Find every line below with the string "available" and pick it out.

┌────────

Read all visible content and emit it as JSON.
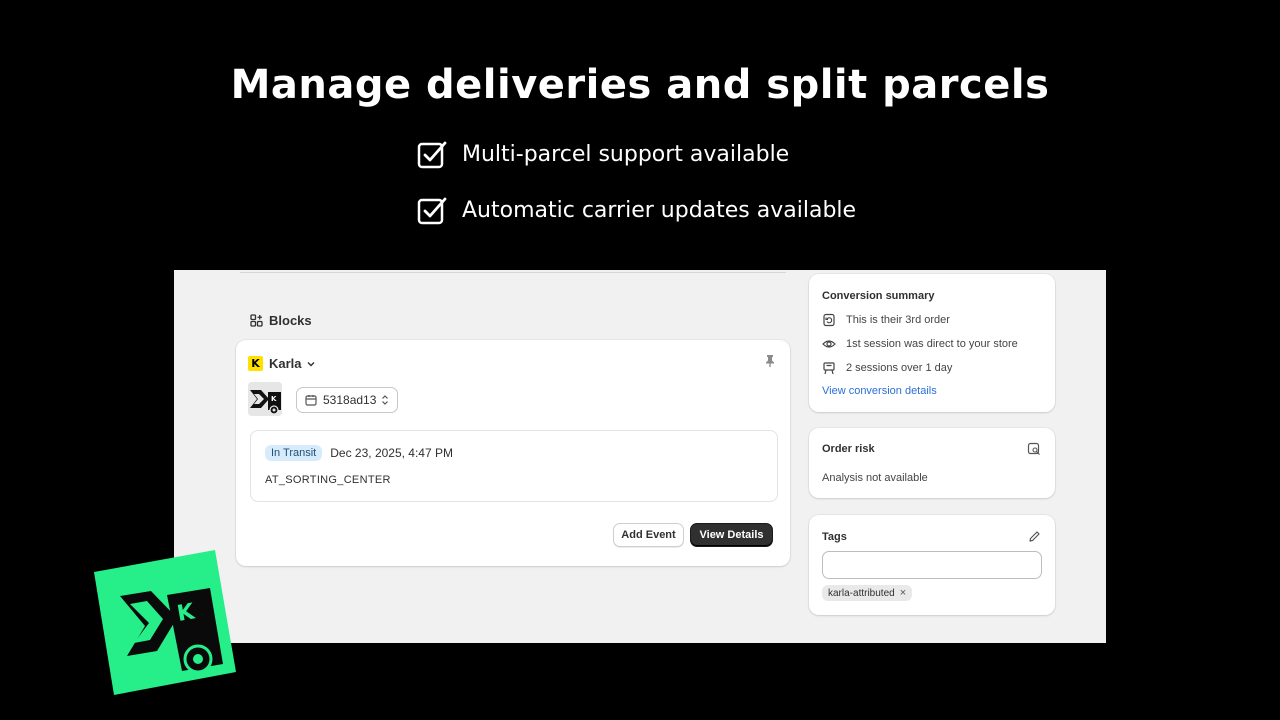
{
  "headline": "Manage deliveries and split parcels",
  "features": [
    {
      "text": "Multi-parcel support available"
    },
    {
      "text": "Automatic carrier updates available"
    }
  ],
  "blocks": {
    "heading": "Blocks",
    "app_name": "Karla",
    "app_logo_letter": "K",
    "tracking_id": "5318ad13",
    "status_badge": "In Transit",
    "timestamp": "Dec 23, 2025, 4:47 PM",
    "event_code": "AT_SORTING_CENTER",
    "add_event_label": "Add Event",
    "view_details_label": "View Details"
  },
  "conversion": {
    "title": "Conversion summary",
    "items": [
      {
        "icon": "repeat-order-icon",
        "text": "This is their 3rd order"
      },
      {
        "icon": "eye-icon",
        "text": "1st session was direct to your store"
      },
      {
        "icon": "sessions-icon",
        "text": "2 sessions over 1 day"
      }
    ],
    "link": "View conversion details"
  },
  "risk": {
    "title": "Order risk",
    "text": "Analysis not available"
  },
  "tags": {
    "title": "Tags",
    "input_value": "",
    "chips": [
      "karla-attributed"
    ]
  },
  "colors": {
    "background": "#000000",
    "brand_green": "#26ef8a",
    "badge_blue": "#d7ecfb",
    "link_blue": "#2b6fd6",
    "karla_yellow": "#ffe100"
  }
}
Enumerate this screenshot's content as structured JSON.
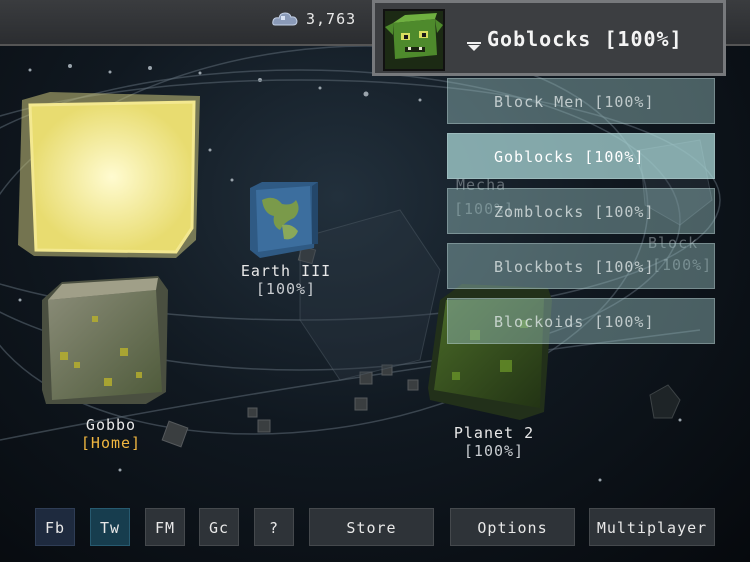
{
  "hud": {
    "credits_icon": "cloud-credits-icon",
    "credits": "3,763"
  },
  "race_selector": {
    "portrait_icon": "goblin-portrait-icon",
    "selected": "Goblocks [100%]"
  },
  "dropdown": {
    "items": [
      {
        "label": "Block Men [100%]"
      },
      {
        "label": "Goblocks [100%]"
      },
      {
        "label": "Zomblocks [100%]"
      },
      {
        "label": "Blockbots [100%]"
      },
      {
        "label": "Blockoids [100%]"
      }
    ]
  },
  "planets": {
    "earth": {
      "name": "Earth III",
      "status": "[100%]"
    },
    "gobbo": {
      "name": "Gobbo",
      "status": "[Home]"
    },
    "planet2": {
      "name": "Planet 2",
      "status": "[100%]"
    },
    "mecha": {
      "name": "Mecha",
      "status": "[100%]"
    },
    "block": {
      "name": "Block",
      "status": "[100%]"
    }
  },
  "bottom_bar": {
    "fb": "Fb",
    "tw": "Tw",
    "fm": "FM",
    "gc": "Gc",
    "help": "?",
    "store": "Store",
    "options": "Options",
    "multiplayer": "Multiplayer"
  },
  "colors": {
    "sun": "#f7f0a0",
    "home_label": "#f0b640",
    "dropdown_active": "#aad7d7"
  }
}
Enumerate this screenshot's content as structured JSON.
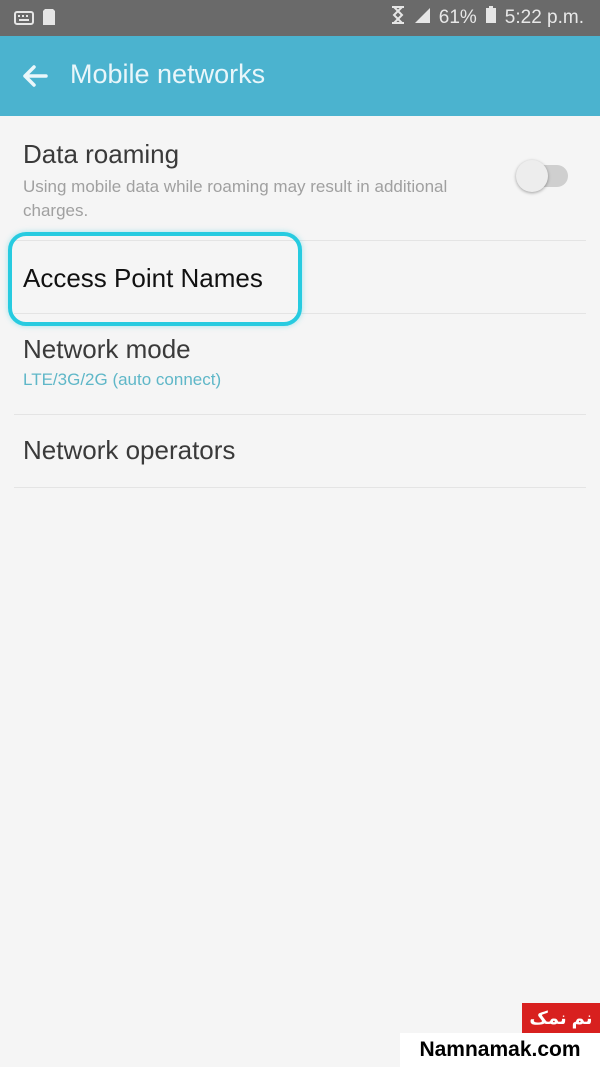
{
  "status_bar": {
    "battery": "61%",
    "time": "5:22 p.m.",
    "left_icons": [
      "keyboard-icon",
      "sd-card-icon"
    ],
    "right_icons": [
      "hourglass-icon",
      "signal-icon",
      "battery-icon"
    ]
  },
  "app_bar": {
    "title": "Mobile networks",
    "back_icon": "arrow-left-icon",
    "color": "#4bb3cf"
  },
  "settings": {
    "data_roaming": {
      "title": "Data roaming",
      "subtitle": "Using mobile data while roaming may result in additional charges.",
      "enabled": false
    },
    "access_point_names": {
      "title": "Access Point Names",
      "highlight_color": "#27cbe0"
    },
    "network_mode": {
      "title": "Network mode",
      "subtitle": "LTE/3G/2G (auto connect)"
    },
    "network_operators": {
      "title": "Network operators"
    }
  },
  "watermark": {
    "persian": "نم نمک",
    "site": "Namnamak.com"
  }
}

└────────

__EXPECTED ANSWER__:
      "text": "Multi-parcel support available"
      "text": "Automatic carrier updates available"
    "text": "Analysis not available"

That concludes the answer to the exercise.